Dataset entries Start Marker

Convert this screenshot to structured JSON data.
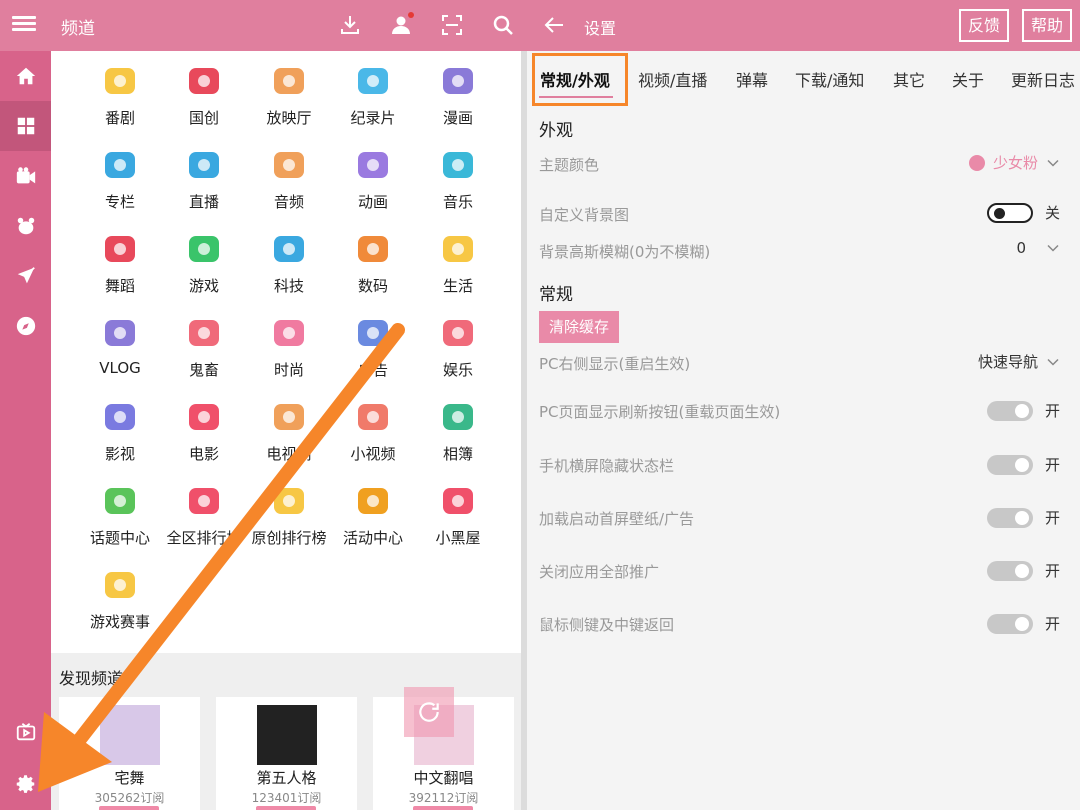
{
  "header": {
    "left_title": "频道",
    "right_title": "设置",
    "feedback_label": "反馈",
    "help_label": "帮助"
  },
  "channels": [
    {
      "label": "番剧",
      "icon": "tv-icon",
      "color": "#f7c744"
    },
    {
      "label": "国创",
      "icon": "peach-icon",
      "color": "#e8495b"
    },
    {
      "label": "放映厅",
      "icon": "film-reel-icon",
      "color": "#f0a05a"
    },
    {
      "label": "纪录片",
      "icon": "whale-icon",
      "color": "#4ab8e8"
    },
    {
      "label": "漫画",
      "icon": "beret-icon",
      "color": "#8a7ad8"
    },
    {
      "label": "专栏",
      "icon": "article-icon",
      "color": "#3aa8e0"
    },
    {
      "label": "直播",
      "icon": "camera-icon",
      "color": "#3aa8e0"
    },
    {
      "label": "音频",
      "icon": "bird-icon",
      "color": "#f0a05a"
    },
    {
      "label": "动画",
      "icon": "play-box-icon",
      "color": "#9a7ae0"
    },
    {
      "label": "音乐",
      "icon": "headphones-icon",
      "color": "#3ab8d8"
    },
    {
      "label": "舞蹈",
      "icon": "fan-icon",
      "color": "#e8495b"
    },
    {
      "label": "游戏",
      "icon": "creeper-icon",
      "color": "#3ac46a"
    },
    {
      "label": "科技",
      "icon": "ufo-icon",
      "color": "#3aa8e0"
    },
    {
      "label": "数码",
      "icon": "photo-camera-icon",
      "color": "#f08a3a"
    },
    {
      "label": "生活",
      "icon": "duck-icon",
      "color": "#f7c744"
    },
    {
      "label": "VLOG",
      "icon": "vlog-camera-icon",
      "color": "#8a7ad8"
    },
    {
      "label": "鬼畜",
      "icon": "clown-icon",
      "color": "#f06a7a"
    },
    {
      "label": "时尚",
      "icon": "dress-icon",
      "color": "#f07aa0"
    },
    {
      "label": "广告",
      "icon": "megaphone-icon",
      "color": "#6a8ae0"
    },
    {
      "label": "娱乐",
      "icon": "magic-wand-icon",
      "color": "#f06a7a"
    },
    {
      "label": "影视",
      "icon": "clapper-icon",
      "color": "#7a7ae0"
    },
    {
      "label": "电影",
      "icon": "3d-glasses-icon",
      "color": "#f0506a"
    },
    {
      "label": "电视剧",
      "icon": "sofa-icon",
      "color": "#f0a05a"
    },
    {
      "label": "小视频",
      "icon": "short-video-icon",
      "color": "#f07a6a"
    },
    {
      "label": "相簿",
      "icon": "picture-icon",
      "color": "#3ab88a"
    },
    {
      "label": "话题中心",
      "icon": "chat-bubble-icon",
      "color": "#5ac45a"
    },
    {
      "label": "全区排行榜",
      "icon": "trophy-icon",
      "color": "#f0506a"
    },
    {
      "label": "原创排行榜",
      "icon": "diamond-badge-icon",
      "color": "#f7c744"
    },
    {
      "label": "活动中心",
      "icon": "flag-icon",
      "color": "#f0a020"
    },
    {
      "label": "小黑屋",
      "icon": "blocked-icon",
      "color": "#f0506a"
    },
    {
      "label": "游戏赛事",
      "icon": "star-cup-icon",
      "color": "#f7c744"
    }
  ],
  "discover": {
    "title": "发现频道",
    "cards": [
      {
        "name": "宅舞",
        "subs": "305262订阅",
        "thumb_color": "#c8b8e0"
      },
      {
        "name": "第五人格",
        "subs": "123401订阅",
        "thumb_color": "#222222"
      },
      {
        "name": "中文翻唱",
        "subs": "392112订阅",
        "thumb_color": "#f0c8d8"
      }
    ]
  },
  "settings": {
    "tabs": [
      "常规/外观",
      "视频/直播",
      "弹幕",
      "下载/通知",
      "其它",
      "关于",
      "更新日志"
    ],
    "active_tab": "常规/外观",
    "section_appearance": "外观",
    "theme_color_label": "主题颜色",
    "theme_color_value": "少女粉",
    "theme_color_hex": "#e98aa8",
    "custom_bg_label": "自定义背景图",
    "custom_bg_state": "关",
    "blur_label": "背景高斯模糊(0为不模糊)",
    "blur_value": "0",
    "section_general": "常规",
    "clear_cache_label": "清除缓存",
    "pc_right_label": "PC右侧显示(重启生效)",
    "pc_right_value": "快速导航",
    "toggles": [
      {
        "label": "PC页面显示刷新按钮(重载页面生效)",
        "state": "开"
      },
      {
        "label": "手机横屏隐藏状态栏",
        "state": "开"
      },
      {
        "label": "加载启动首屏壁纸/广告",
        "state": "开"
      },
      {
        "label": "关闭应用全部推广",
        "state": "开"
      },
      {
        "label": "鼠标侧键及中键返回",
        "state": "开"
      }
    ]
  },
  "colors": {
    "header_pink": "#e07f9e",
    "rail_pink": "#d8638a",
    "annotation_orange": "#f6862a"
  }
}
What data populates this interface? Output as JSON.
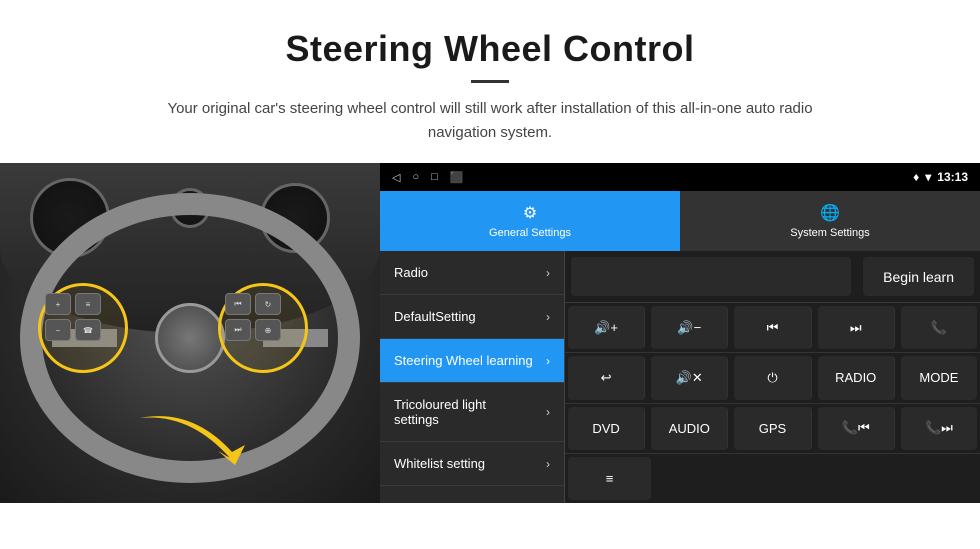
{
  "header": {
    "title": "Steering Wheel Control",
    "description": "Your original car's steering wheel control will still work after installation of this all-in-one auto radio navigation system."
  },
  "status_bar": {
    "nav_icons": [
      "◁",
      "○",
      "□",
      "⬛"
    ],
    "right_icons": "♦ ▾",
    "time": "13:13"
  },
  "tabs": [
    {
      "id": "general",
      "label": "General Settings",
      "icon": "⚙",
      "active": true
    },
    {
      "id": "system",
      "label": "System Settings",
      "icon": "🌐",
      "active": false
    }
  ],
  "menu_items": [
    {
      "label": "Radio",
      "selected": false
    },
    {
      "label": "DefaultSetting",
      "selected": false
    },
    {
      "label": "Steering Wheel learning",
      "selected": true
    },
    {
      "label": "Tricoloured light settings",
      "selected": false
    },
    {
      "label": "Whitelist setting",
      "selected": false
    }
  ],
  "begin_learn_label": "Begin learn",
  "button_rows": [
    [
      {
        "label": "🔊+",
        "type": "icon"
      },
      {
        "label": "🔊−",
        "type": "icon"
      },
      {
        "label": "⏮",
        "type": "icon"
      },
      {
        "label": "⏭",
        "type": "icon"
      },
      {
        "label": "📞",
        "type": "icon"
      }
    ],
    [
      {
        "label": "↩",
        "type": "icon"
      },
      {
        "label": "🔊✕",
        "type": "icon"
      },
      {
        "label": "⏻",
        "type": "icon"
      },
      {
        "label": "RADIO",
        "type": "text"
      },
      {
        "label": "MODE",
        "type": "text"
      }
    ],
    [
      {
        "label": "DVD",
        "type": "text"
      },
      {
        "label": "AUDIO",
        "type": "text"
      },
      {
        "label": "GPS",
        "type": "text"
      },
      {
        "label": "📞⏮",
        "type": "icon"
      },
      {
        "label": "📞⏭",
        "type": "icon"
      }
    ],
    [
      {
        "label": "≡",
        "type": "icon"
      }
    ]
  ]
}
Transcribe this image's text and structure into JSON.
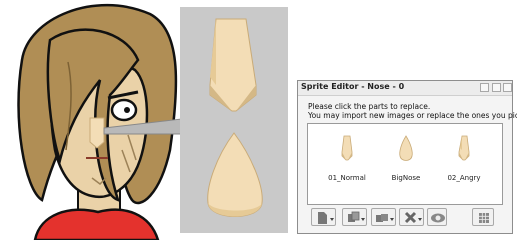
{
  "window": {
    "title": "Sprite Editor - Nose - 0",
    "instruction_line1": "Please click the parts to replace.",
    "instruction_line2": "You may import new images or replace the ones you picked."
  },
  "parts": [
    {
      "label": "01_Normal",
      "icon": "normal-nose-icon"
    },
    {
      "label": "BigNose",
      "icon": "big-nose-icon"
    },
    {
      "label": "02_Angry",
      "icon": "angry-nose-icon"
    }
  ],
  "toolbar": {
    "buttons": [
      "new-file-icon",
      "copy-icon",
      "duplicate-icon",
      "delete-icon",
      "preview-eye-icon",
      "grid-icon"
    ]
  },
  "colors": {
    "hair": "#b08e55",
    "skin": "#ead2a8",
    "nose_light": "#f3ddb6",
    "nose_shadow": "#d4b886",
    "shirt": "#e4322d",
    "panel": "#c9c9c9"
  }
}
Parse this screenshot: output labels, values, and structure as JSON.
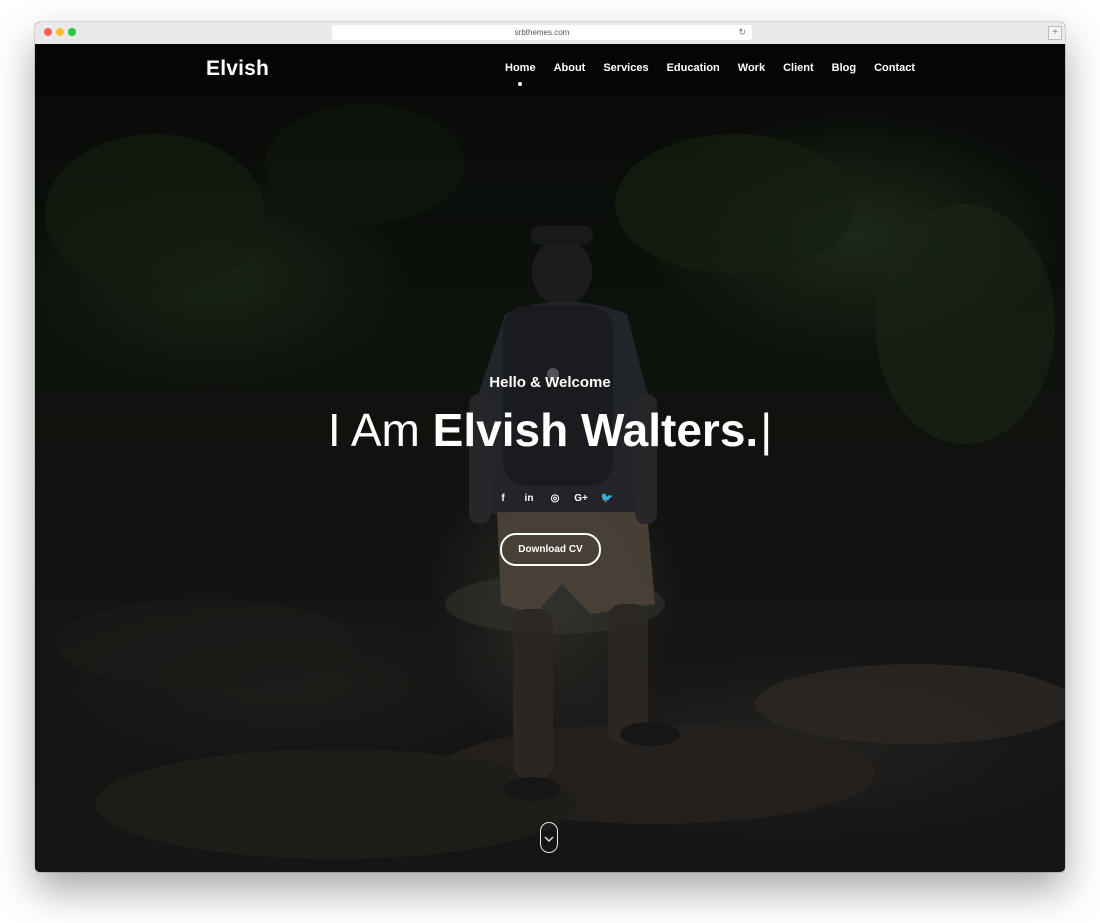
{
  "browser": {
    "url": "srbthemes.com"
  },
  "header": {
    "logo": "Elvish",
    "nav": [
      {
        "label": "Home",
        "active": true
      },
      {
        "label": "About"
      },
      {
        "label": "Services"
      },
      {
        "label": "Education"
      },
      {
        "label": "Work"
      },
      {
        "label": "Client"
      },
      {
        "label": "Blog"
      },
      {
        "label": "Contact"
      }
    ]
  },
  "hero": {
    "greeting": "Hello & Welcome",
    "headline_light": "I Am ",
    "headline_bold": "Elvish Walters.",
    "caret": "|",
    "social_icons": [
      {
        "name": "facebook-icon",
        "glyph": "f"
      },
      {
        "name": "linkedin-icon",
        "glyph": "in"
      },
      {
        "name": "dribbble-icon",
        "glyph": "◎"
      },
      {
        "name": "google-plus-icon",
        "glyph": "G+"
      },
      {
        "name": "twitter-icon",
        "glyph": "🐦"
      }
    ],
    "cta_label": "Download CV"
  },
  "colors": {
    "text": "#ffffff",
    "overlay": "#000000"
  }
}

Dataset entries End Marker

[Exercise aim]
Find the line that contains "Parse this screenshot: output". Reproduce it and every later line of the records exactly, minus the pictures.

[Response to the task]
Parse this screenshot: output labels, values, and structure as JSON.
{
  "browser": {
    "url": "srbthemes.com"
  },
  "header": {
    "logo": "Elvish",
    "nav": [
      {
        "label": "Home",
        "active": true
      },
      {
        "label": "About"
      },
      {
        "label": "Services"
      },
      {
        "label": "Education"
      },
      {
        "label": "Work"
      },
      {
        "label": "Client"
      },
      {
        "label": "Blog"
      },
      {
        "label": "Contact"
      }
    ]
  },
  "hero": {
    "greeting": "Hello & Welcome",
    "headline_light": "I Am ",
    "headline_bold": "Elvish Walters.",
    "caret": "|",
    "social_icons": [
      {
        "name": "facebook-icon",
        "glyph": "f"
      },
      {
        "name": "linkedin-icon",
        "glyph": "in"
      },
      {
        "name": "dribbble-icon",
        "glyph": "◎"
      },
      {
        "name": "google-plus-icon",
        "glyph": "G+"
      },
      {
        "name": "twitter-icon",
        "glyph": "🐦"
      }
    ],
    "cta_label": "Download CV"
  },
  "colors": {
    "text": "#ffffff",
    "overlay": "#000000"
  }
}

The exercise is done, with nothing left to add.